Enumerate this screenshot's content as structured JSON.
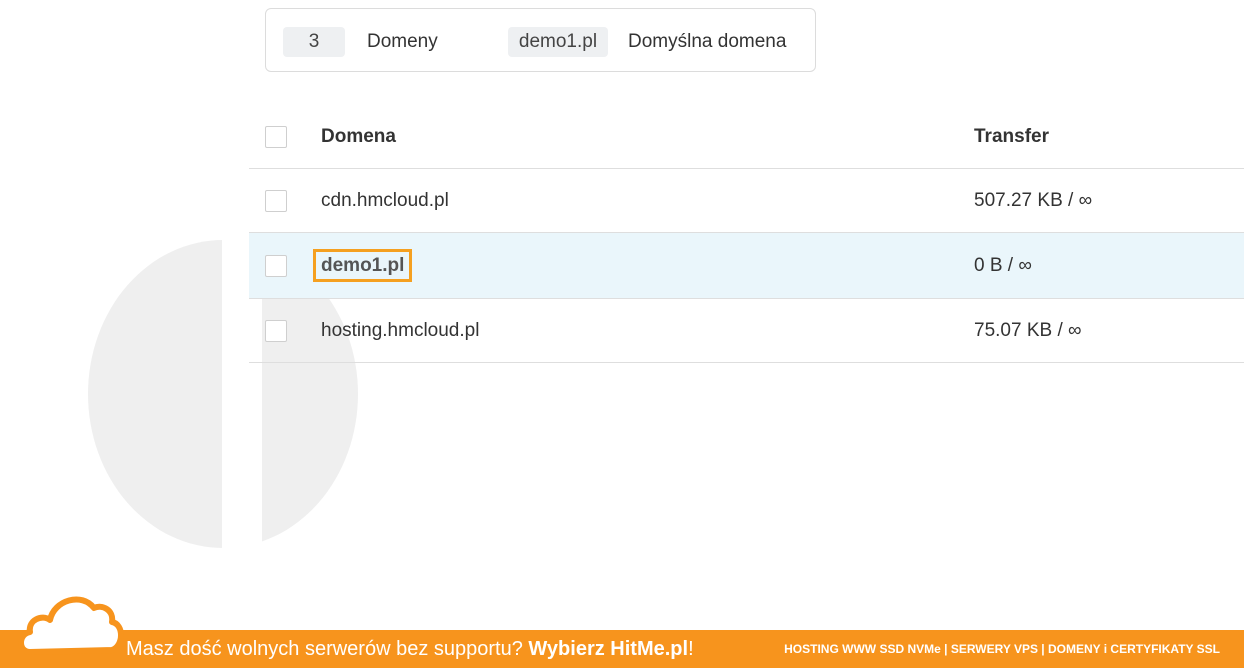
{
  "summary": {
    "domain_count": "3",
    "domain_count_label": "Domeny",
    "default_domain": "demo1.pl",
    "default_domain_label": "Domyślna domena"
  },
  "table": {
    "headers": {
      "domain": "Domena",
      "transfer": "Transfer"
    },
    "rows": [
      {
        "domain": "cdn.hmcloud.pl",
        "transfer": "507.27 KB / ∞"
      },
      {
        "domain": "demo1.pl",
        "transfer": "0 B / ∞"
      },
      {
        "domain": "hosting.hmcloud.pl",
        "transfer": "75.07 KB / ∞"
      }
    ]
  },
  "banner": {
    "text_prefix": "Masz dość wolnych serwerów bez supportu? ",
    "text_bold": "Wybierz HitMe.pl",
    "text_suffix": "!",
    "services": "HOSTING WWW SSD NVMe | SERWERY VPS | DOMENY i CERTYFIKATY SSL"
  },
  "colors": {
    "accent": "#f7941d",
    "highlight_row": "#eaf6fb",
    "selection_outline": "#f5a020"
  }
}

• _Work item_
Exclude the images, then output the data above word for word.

• _Final answer_
Enumerate this screenshot's content as structured JSON.
{
  "summary": {
    "domain_count": "3",
    "domain_count_label": "Domeny",
    "default_domain": "demo1.pl",
    "default_domain_label": "Domyślna domena"
  },
  "table": {
    "headers": {
      "domain": "Domena",
      "transfer": "Transfer"
    },
    "rows": [
      {
        "domain": "cdn.hmcloud.pl",
        "transfer": "507.27 KB / ∞"
      },
      {
        "domain": "demo1.pl",
        "transfer": "0 B / ∞"
      },
      {
        "domain": "hosting.hmcloud.pl",
        "transfer": "75.07 KB / ∞"
      }
    ]
  },
  "banner": {
    "text_prefix": "Masz dość wolnych serwerów bez supportu? ",
    "text_bold": "Wybierz HitMe.pl",
    "text_suffix": "!",
    "services": "HOSTING WWW SSD NVMe | SERWERY VPS | DOMENY i CERTYFIKATY SSL"
  },
  "colors": {
    "accent": "#f7941d",
    "highlight_row": "#eaf6fb",
    "selection_outline": "#f5a020"
  }
}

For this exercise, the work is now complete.